Instructions for the task:
Your copy should match the records exactly, except that no pictures appear in it.
BEGIN Dataset
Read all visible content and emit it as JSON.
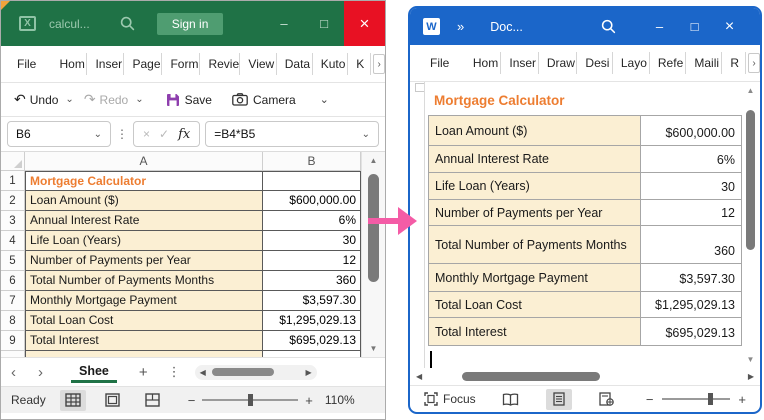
{
  "colors": {
    "excel_green": "#1F7246",
    "close_red": "#E81123",
    "word_blue": "#1B66C9",
    "accent_orange": "#ED7D31",
    "cell_cream": "#FBEFD3",
    "arrow_pink": "#F45CA6"
  },
  "icons": {
    "chevron_down": "⌄",
    "kebab": "⋮",
    "undo": "↶",
    "redo": "↷",
    "close": "×",
    "cancel": "×",
    "check": "✓",
    "fx": "fx",
    "nav_left": "‹",
    "nav_right": "›",
    "overflow": "›",
    "add": "+",
    "minimize": "–",
    "maximize": "□",
    "up": "▲",
    "down": "▼",
    "left": "◀",
    "right": "▶",
    "zoom_minus": "−",
    "zoom_plus": "+",
    "chevrons_right": "»"
  },
  "excel": {
    "window_title": "calcul...",
    "signin_label": "Sign in",
    "tabs": [
      "File",
      "Hom",
      "Inser",
      "Page",
      "Form",
      "Revie",
      "View",
      "Data",
      "Kuto",
      "K"
    ],
    "qat": {
      "undo": "Undo",
      "redo": "Redo",
      "save": "Save",
      "camera": "Camera"
    },
    "name_box": "B6",
    "formula": "=B4*B5",
    "col_headers": [
      "A",
      "B"
    ],
    "rows": [
      {
        "n": "1",
        "a": "Mortgage Calculator",
        "b": "",
        "heading": true
      },
      {
        "n": "2",
        "a": "Loan Amount ($)",
        "b": "$600,000.00"
      },
      {
        "n": "3",
        "a": "Annual Interest Rate",
        "b": "6%"
      },
      {
        "n": "4",
        "a": "Life Loan (Years)",
        "b": "30"
      },
      {
        "n": "5",
        "a": "Number of Payments per Year",
        "b": "12"
      },
      {
        "n": "6",
        "a": "Total Number of Payments Months",
        "b": "360"
      },
      {
        "n": "7",
        "a": "Monthly Mortgage Payment",
        "b": "$3,597.30"
      },
      {
        "n": "8",
        "a": "Total Loan Cost",
        "b": "$1,295,029.13"
      },
      {
        "n": "9",
        "a": "Total Interest",
        "b": "$695,029.13"
      }
    ],
    "sheet_tab": "Shee",
    "status": {
      "ready": "Ready",
      "zoom": "110%"
    }
  },
  "word": {
    "window_title": "Doc...",
    "tabs": [
      "File",
      "Hom",
      "Inser",
      "Draw",
      "Desi",
      "Layo",
      "Refe",
      "Maili",
      "R"
    ],
    "doc_heading": "Mortgage Calculator",
    "table": [
      {
        "label": "Loan Amount ($)",
        "value": "$600,000.00"
      },
      {
        "label": "Annual Interest Rate",
        "value": "6%"
      },
      {
        "label": "Life Loan (Years)",
        "value": "30"
      },
      {
        "label": "Number of Payments per Year",
        "value": "12"
      },
      {
        "label": "Total Number of Payments Months",
        "value": "360"
      },
      {
        "label": "Monthly Mortgage Payment",
        "value": "$3,597.30"
      },
      {
        "label": "Total Loan Cost",
        "value": "$1,295,029.13"
      },
      {
        "label": "Total Interest",
        "value": "$695,029.13"
      }
    ],
    "status": {
      "focus": "Focus"
    }
  }
}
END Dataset
Result below:
Read all visible content and emit it as JSON.
{
  "colors": {
    "excel_green": "#1F7246",
    "close_red": "#E81123",
    "word_blue": "#1B66C9",
    "accent_orange": "#ED7D31",
    "cell_cream": "#FBEFD3",
    "arrow_pink": "#F45CA6"
  },
  "icons": {
    "chevron_down": "⌄",
    "kebab": "⋮",
    "undo": "↶",
    "redo": "↷",
    "close": "×",
    "cancel": "×",
    "check": "✓",
    "fx": "fx",
    "nav_left": "‹",
    "nav_right": "›",
    "overflow": "›",
    "add": "+",
    "minimize": "–",
    "maximize": "□",
    "up": "▲",
    "down": "▼",
    "left": "◀",
    "right": "▶",
    "zoom_minus": "−",
    "zoom_plus": "+",
    "chevrons_right": "»"
  },
  "excel": {
    "window_title": "calcul...",
    "signin_label": "Sign in",
    "tabs": [
      "File",
      "Hom",
      "Inser",
      "Page",
      "Form",
      "Revie",
      "View",
      "Data",
      "Kuto",
      "K"
    ],
    "qat": {
      "undo": "Undo",
      "redo": "Redo",
      "save": "Save",
      "camera": "Camera"
    },
    "name_box": "B6",
    "formula": "=B4*B5",
    "col_headers": [
      "A",
      "B"
    ],
    "rows": [
      {
        "n": "1",
        "a": "Mortgage Calculator",
        "b": "",
        "heading": true
      },
      {
        "n": "2",
        "a": "Loan Amount ($)",
        "b": "$600,000.00"
      },
      {
        "n": "3",
        "a": "Annual Interest Rate",
        "b": "6%"
      },
      {
        "n": "4",
        "a": "Life Loan (Years)",
        "b": "30"
      },
      {
        "n": "5",
        "a": "Number of Payments per Year",
        "b": "12"
      },
      {
        "n": "6",
        "a": "Total Number of Payments Months",
        "b": "360"
      },
      {
        "n": "7",
        "a": "Monthly Mortgage Payment",
        "b": "$3,597.30"
      },
      {
        "n": "8",
        "a": "Total Loan Cost",
        "b": "$1,295,029.13"
      },
      {
        "n": "9",
        "a": "Total Interest",
        "b": "$695,029.13"
      }
    ],
    "sheet_tab": "Shee",
    "status": {
      "ready": "Ready",
      "zoom": "110%"
    }
  },
  "word": {
    "window_title": "Doc...",
    "tabs": [
      "File",
      "Hom",
      "Inser",
      "Draw",
      "Desi",
      "Layo",
      "Refe",
      "Maili",
      "R"
    ],
    "doc_heading": "Mortgage Calculator",
    "table": [
      {
        "label": "Loan Amount ($)",
        "value": "$600,000.00"
      },
      {
        "label": "Annual Interest Rate",
        "value": "6%"
      },
      {
        "label": "Life Loan (Years)",
        "value": "30"
      },
      {
        "label": "Number of Payments per Year",
        "value": "12"
      },
      {
        "label": "Total Number of Payments Months",
        "value": "360"
      },
      {
        "label": "Monthly Mortgage Payment",
        "value": "$3,597.30"
      },
      {
        "label": "Total Loan Cost",
        "value": "$1,295,029.13"
      },
      {
        "label": "Total Interest",
        "value": "$695,029.13"
      }
    ],
    "status": {
      "focus": "Focus"
    }
  }
}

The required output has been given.